I’d always thought the ‘Deltic’ was a type of British Rail diesel locomotive from the 60s and 70s, but tabbing around Wikipedia today I find the loco took its name from an engine, made by engineering firm Napier & Son. I’ve long had a bit of a soft spot for Napier, partly because in the popular imagination they and their magnificent Sabre played second-fiddle to Rolls-Royce with their flashy Merlin and Griffin – pity Bristol and the workmanlike radial Centaurus – and partly because, in my book, engineering firms should be called things like ‘Napier & Son.’ ‘Bristol-Siddeley’ was pretty good; ‘Armstrong-Whitworth’ one of the best company names of all time. Who wouldn’t rather have an Armstrong-Whitworth toaster than, say, a Tefal? But I digress…
Turns out, the Deltic wasn’t just another big diesel engine, it had an entirely radical piston arrangement. Pistons were arranged in pairs, opposed in a shared cylinder, then three such piston pairs were coupled in a triangular arrangement via three shared crankshafts. Timing issues were resolved by having one crankshaft contra-rotate, geared into the common output shaft.
The design allows each valve to be unidirectional. It’s not entirely unlike a Wankel Rotary, but retaining pistons rather going the whole hog and adopting a rotor. There’s a nifty little animation on the Wikipedia page, but what I really want to know is – what would a small one of these sound like?
(other Wikipedia finds of the day: a list of Rainbow Codes for British military projects – my favourite remains ‘Blue Circle,’ but that’s a bit of a cheat – and details on Miss Shilling’s Orifice. Which, perhaps surprisingly, is entirely safe for work. Why we never covered the eponymous inventor for Local Heroes is beyond me. Also: I never knew it was possible to fly to Ascension Island and the Falklands via RAF Brize Norton, though it’s still unclear quite how one goes about booking travel; mentions from RAF Mount Pleasant entry, Ascension Island entry. Oh, and this part of the entry on the F-4 Phantom II jet fighter:

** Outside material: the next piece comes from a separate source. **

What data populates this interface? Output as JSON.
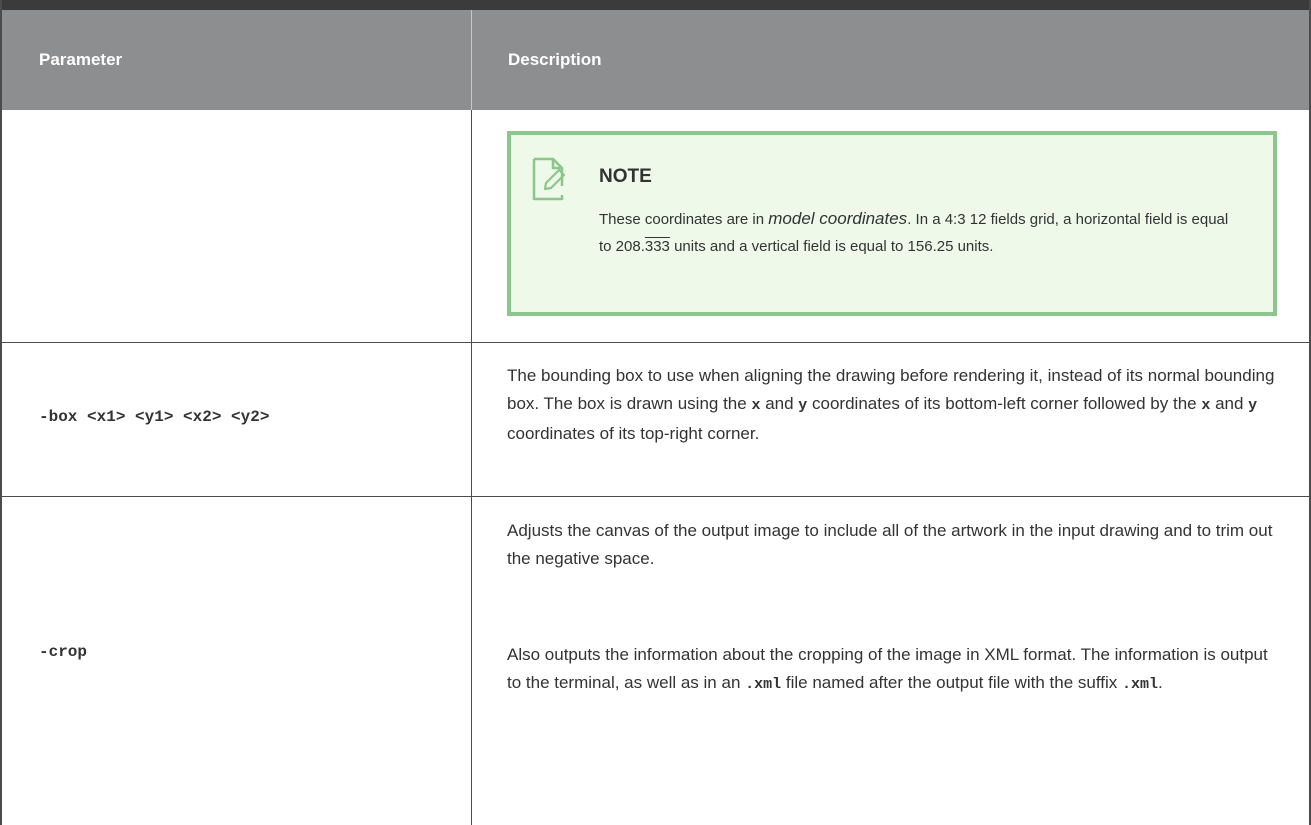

On 10 May 1972, Randy “Duke” Cunningham and William P. Driscoll flying an F-4J with the radio call sign “Showtime 100” shot down three MiG-17s to become the first flying aces of the war. Their fifth victory was believed at the time to be over a mysterious North Vietnamese ace Colonel Toon, now considered mythical. On the return flight, the Phantom was damaged by an enemy surface-to-air missile. To avoid being captured, Cunningham and Driscoll flew upside-down (the damage made the aircraft uncontrollable in a conventional attitude) and on fire until they could eject over water.